Your instructions → From the first line to the last, retype the records exactly without their images.

Provided records →
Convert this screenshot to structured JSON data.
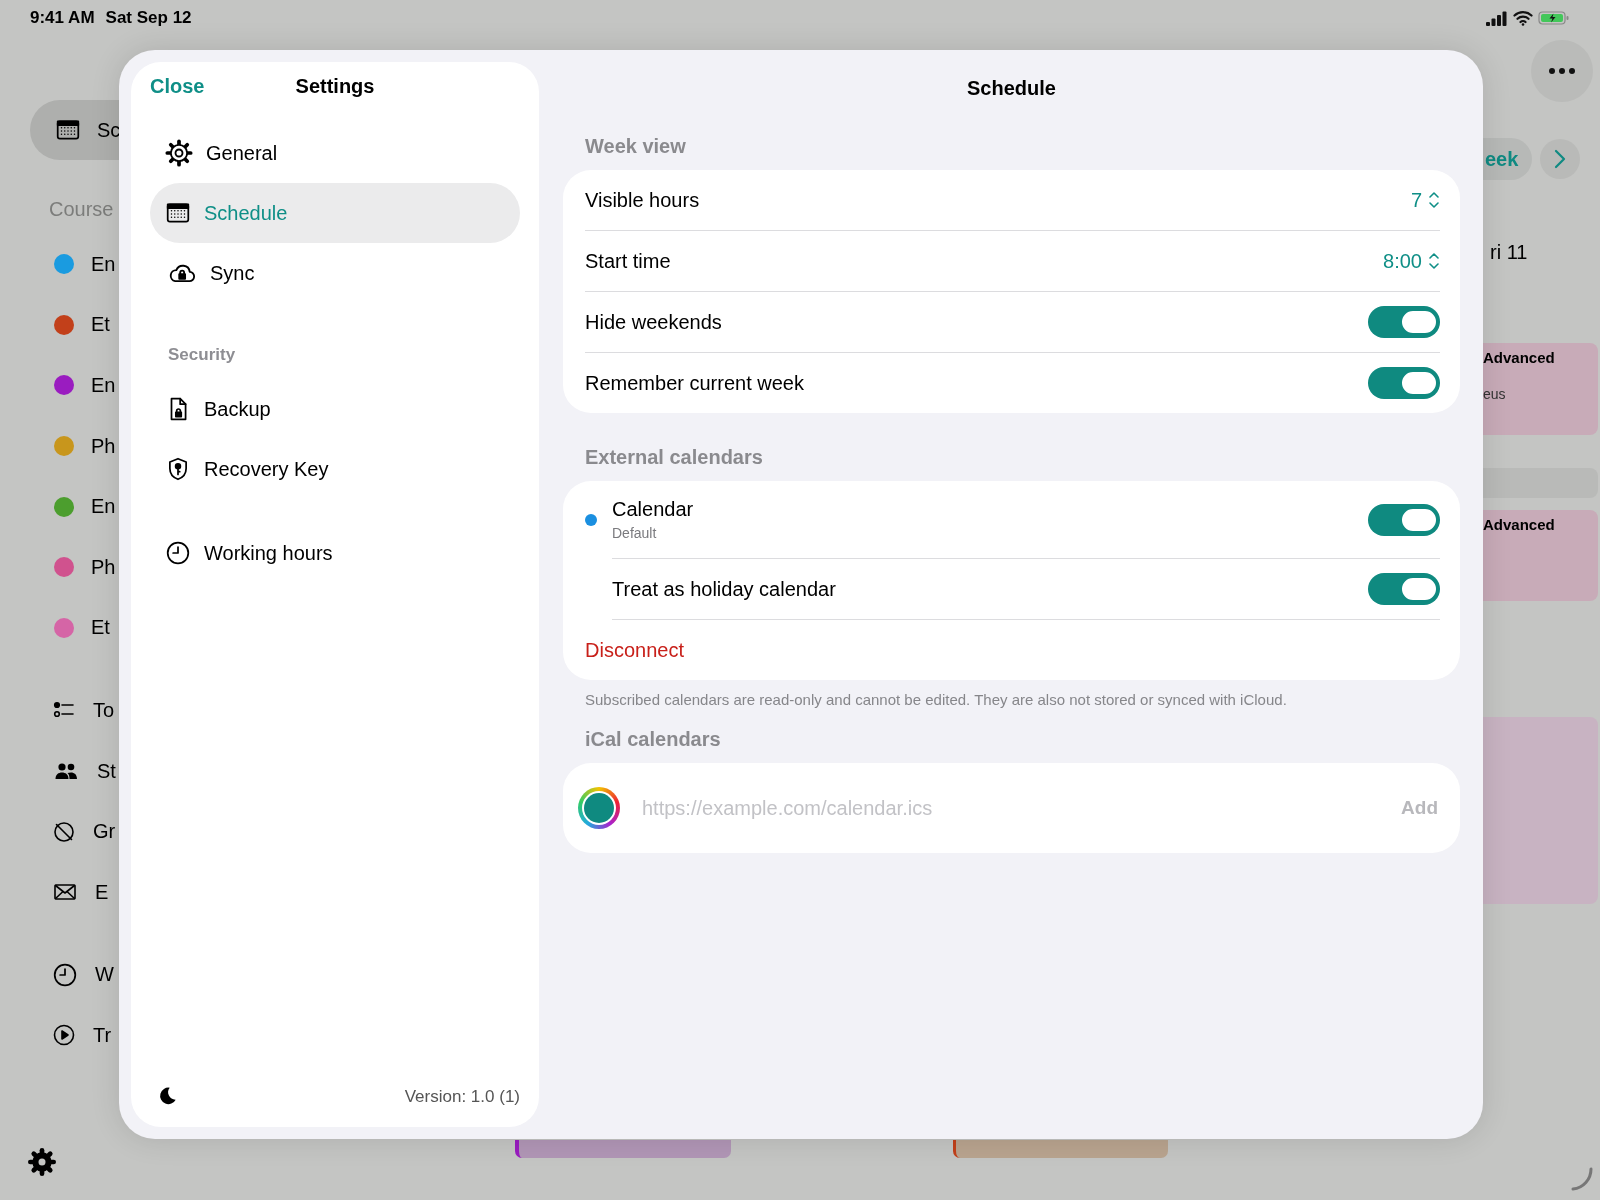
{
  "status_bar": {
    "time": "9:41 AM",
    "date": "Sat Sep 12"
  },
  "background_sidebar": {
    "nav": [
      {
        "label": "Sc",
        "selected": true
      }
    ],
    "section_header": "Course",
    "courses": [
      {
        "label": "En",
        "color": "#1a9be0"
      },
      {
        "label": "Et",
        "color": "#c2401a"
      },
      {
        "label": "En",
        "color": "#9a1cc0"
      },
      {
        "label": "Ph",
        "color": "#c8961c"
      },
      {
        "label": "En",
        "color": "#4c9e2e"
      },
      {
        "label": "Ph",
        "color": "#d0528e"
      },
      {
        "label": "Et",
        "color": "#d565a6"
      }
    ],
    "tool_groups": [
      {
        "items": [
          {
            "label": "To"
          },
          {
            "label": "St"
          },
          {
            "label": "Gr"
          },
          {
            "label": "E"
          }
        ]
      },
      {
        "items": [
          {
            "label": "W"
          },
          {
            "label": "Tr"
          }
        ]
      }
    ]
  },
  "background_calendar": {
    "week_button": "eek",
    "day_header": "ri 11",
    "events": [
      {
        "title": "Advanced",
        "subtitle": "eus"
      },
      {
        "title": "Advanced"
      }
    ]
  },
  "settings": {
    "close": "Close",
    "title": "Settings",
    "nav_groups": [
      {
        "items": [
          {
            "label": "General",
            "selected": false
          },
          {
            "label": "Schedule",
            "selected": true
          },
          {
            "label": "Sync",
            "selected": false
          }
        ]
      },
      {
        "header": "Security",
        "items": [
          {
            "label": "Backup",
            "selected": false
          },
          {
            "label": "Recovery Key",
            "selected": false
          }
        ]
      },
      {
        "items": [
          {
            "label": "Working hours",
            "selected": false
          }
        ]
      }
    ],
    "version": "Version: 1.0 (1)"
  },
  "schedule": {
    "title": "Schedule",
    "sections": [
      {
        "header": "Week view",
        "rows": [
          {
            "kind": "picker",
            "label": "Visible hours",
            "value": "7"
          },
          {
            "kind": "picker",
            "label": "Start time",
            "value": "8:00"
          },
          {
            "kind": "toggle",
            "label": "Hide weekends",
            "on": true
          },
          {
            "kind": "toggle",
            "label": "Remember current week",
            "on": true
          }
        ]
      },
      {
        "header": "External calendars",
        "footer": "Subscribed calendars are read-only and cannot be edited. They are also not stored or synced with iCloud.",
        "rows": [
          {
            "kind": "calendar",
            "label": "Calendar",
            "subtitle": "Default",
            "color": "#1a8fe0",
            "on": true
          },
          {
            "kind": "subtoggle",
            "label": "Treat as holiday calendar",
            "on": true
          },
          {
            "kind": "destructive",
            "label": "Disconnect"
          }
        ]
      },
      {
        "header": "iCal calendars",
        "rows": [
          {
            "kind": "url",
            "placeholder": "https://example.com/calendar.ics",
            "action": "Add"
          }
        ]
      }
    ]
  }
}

Reply to the exercise →
Convert this screenshot to structured JSON data.
{
  "status_bar": {
    "time": "9:41 AM",
    "date": "Sat Sep 12"
  },
  "background_sidebar": {
    "nav": [
      {
        "label": "Sc",
        "selected": true
      }
    ],
    "section_header": "Course",
    "courses": [
      {
        "label": "En",
        "color": "#1a9be0"
      },
      {
        "label": "Et",
        "color": "#c2401a"
      },
      {
        "label": "En",
        "color": "#9a1cc0"
      },
      {
        "label": "Ph",
        "color": "#c8961c"
      },
      {
        "label": "En",
        "color": "#4c9e2e"
      },
      {
        "label": "Ph",
        "color": "#d0528e"
      },
      {
        "label": "Et",
        "color": "#d565a6"
      }
    ],
    "tool_groups": [
      {
        "items": [
          {
            "label": "To"
          },
          {
            "label": "St"
          },
          {
            "label": "Gr"
          },
          {
            "label": "E"
          }
        ]
      },
      {
        "items": [
          {
            "label": "W"
          },
          {
            "label": "Tr"
          }
        ]
      }
    ]
  },
  "background_calendar": {
    "week_button": "eek",
    "day_header": "ri 11",
    "events": [
      {
        "title": "Advanced",
        "subtitle": "eus"
      },
      {
        "title": "Advanced"
      }
    ]
  },
  "settings": {
    "close": "Close",
    "title": "Settings",
    "nav_groups": [
      {
        "items": [
          {
            "label": "General",
            "selected": false
          },
          {
            "label": "Schedule",
            "selected": true
          },
          {
            "label": "Sync",
            "selected": false
          }
        ]
      },
      {
        "header": "Security",
        "items": [
          {
            "label": "Backup",
            "selected": false
          },
          {
            "label": "Recovery Key",
            "selected": false
          }
        ]
      },
      {
        "items": [
          {
            "label": "Working hours",
            "selected": false
          }
        ]
      }
    ],
    "version": "Version: 1.0 (1)"
  },
  "schedule": {
    "title": "Schedule",
    "sections": [
      {
        "header": "Week view",
        "rows": [
          {
            "kind": "picker",
            "label": "Visible hours",
            "value": "7"
          },
          {
            "kind": "picker",
            "label": "Start time",
            "value": "8:00"
          },
          {
            "kind": "toggle",
            "label": "Hide weekends",
            "on": true
          },
          {
            "kind": "toggle",
            "label": "Remember current week",
            "on": true
          }
        ]
      },
      {
        "header": "External calendars",
        "footer": "Subscribed calendars are read-only and cannot be edited. They are also not stored or synced with iCloud.",
        "rows": [
          {
            "kind": "calendar",
            "label": "Calendar",
            "subtitle": "Default",
            "color": "#1a8fe0",
            "on": true
          },
          {
            "kind": "subtoggle",
            "label": "Treat as holiday calendar",
            "on": true
          },
          {
            "kind": "destructive",
            "label": "Disconnect"
          }
        ]
      },
      {
        "header": "iCal calendars",
        "rows": [
          {
            "kind": "url",
            "placeholder": "https://example.com/calendar.ics",
            "action": "Add"
          }
        ]
      }
    ]
  }
}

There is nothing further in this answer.